Speaking as hospital advisory committee chairman at its meeting yesterday in Invercargill, Mr Menzies said he was pleased the media seemed to better understand that numbers of complaints did not necessarily indicate a problem.
Increased reporting and complaining were part of a heightened awareness that helped improve the quality of health services, he said.
Chief medical officer Dr David Tulloch said staff often advised those who were unhappy with their treatment to complain to HDC, even when they felt they had done everything correctly for the person.
Most complaints were resolved at a "low level", he said.
A report to the committee shows the 25 HDC complaints about Southern DHB in the first six months of the year were nearly double the 13 of the same period last year.
It was only three fewer than for all of 2011, and five fewer than all of 2010.
At nearly 98 per 100,000 discharges, Southern's complaint rate was higher than the national rate of nearly 81 per 100,000 discharges.
Complaints about Southern staff members' attitude or manner had increased, and were greater than any previous reported period.
However, complaints about diagnosis, and inadequate treatment, were down.
The commissioner closed 21 complaints related to Southern in the first half of the year.
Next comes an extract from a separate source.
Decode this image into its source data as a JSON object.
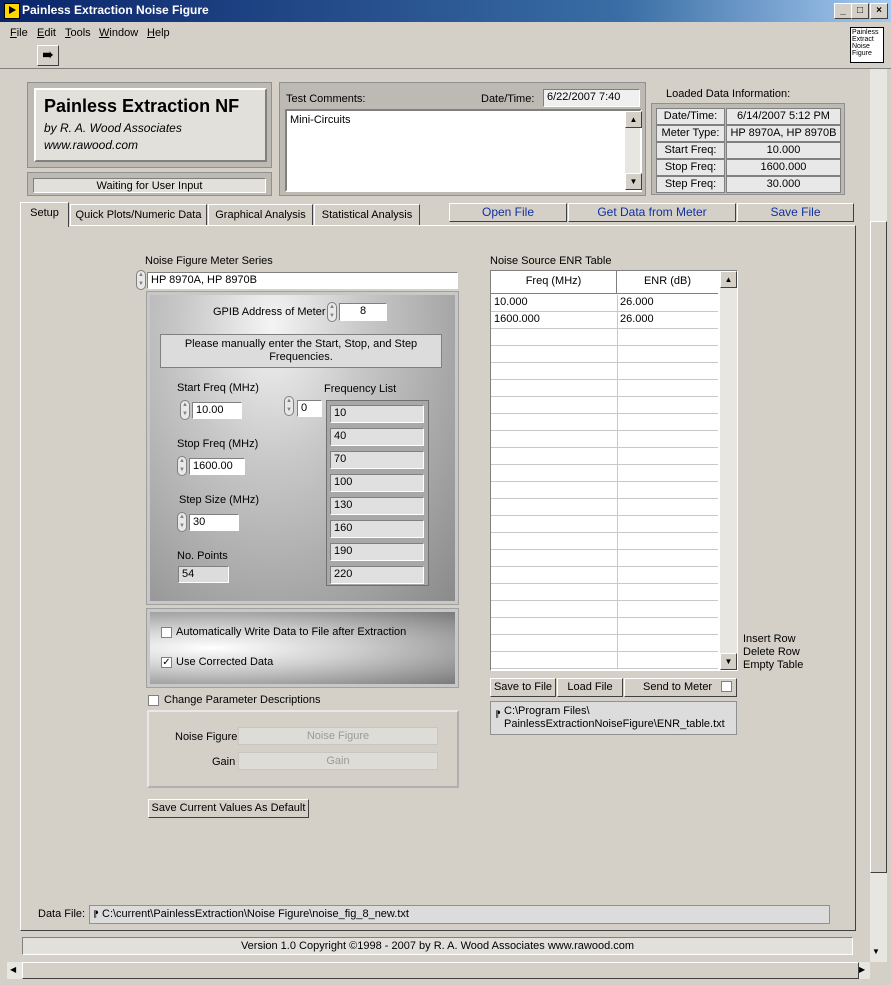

Only one investigation was launched, but it was later discontinued.
The rest of the complaints were resolved by other means.